Pelmo Books: Molefe takes on multilingual publishing in SA It’s not difficult to understand the importance of South Africa’s book publishing industry to our country and economy and - most importantly – to our communities. However, historic disadvantage has created an industry noted for its appeal largely to English speakers and challenges for unpublished writers to have their work published. In a Business Day interview last year, Rhodes University lecturer and independent publisher Fouad Asfour put SA book publishing into perspective when he said: “The problem is that the industry is framed for a white audience. It hasn’t yet quite transformed. Reading and writing has been associated with colonialism. For books to become popular culture they must become less white.” Enter Nkemi Molefe, founder and CEO of Pelmo Books. She is everything that current industry icons are not: Young, black, female – and driven to see African writers create stories in their own languages, for readers to relate to in their mother tongues. Her company payoff-line is “Read, Write, Rise”, and it’s the ethos she bases her entire business model on. “The challenge in book publishing today is multi-faceted. Writers are forced to tell their stories in a language foreign to their hearts’ experiences, and it often seems that the only people who get published in South Africa are authors who have already been published,” Molefe says. “Publishing in indigenous languages is a double-edged sword,” she notes, “but one that is necessary to grow readers in South Africa and the continent.

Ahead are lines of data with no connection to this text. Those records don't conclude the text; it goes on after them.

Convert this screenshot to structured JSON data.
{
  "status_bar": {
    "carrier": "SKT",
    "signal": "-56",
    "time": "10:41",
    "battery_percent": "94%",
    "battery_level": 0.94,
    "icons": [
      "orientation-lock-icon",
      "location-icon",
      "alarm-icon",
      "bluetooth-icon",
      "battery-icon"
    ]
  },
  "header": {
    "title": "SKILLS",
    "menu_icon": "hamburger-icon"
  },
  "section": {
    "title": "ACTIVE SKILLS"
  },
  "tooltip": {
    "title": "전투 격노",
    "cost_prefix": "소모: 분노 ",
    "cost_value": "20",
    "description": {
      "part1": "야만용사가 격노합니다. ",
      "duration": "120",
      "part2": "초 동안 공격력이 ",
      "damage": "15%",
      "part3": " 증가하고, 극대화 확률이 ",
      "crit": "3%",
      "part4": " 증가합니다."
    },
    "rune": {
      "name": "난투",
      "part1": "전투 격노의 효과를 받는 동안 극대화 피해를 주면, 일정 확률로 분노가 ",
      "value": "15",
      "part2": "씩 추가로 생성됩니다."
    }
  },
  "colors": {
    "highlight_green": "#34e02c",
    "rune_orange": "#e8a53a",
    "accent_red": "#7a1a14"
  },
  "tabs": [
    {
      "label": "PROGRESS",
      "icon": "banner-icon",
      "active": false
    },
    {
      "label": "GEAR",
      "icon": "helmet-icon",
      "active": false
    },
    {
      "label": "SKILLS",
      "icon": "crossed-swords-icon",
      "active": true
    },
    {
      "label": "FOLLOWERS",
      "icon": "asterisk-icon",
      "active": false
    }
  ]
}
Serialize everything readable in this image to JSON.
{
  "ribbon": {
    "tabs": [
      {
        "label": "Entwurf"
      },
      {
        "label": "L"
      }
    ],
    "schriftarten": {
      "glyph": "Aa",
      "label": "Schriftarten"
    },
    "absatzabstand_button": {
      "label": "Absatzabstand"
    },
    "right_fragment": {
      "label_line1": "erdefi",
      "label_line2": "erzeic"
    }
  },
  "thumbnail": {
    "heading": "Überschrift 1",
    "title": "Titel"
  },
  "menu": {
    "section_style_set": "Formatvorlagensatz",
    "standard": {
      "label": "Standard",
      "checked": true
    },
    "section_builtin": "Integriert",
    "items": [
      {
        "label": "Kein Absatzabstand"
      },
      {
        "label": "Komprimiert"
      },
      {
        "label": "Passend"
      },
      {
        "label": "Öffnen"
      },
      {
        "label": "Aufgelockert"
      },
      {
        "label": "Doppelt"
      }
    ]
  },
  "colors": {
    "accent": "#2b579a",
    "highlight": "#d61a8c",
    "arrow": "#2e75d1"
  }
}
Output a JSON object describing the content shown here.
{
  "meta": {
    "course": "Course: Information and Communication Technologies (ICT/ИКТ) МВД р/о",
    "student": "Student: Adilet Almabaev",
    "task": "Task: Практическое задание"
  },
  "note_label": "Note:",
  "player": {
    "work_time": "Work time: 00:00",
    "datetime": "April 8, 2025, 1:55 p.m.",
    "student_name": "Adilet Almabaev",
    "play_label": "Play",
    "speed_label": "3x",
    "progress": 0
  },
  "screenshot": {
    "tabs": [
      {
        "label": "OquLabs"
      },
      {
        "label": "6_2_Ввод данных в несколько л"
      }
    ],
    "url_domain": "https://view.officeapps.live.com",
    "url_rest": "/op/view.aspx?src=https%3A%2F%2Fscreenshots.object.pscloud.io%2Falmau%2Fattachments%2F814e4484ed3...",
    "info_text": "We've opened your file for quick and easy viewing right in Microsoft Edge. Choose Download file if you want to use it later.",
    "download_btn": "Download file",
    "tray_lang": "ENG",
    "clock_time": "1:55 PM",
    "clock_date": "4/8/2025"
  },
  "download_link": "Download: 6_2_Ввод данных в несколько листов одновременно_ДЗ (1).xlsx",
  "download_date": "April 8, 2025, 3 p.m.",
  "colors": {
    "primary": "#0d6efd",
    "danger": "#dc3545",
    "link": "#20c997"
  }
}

On the one hand, Pelmo is publishing to a far smaller reader base in, for example, isiZulu; but enabling the great African tradition of storytelling to continue in our various cultures by encouraging reading in isiZulu.” Even while literacy issues plague the continent, the book publishing industry in Central Africa is estimated to generate some US$ 220-million dollars per year. “While South Africa operates . . .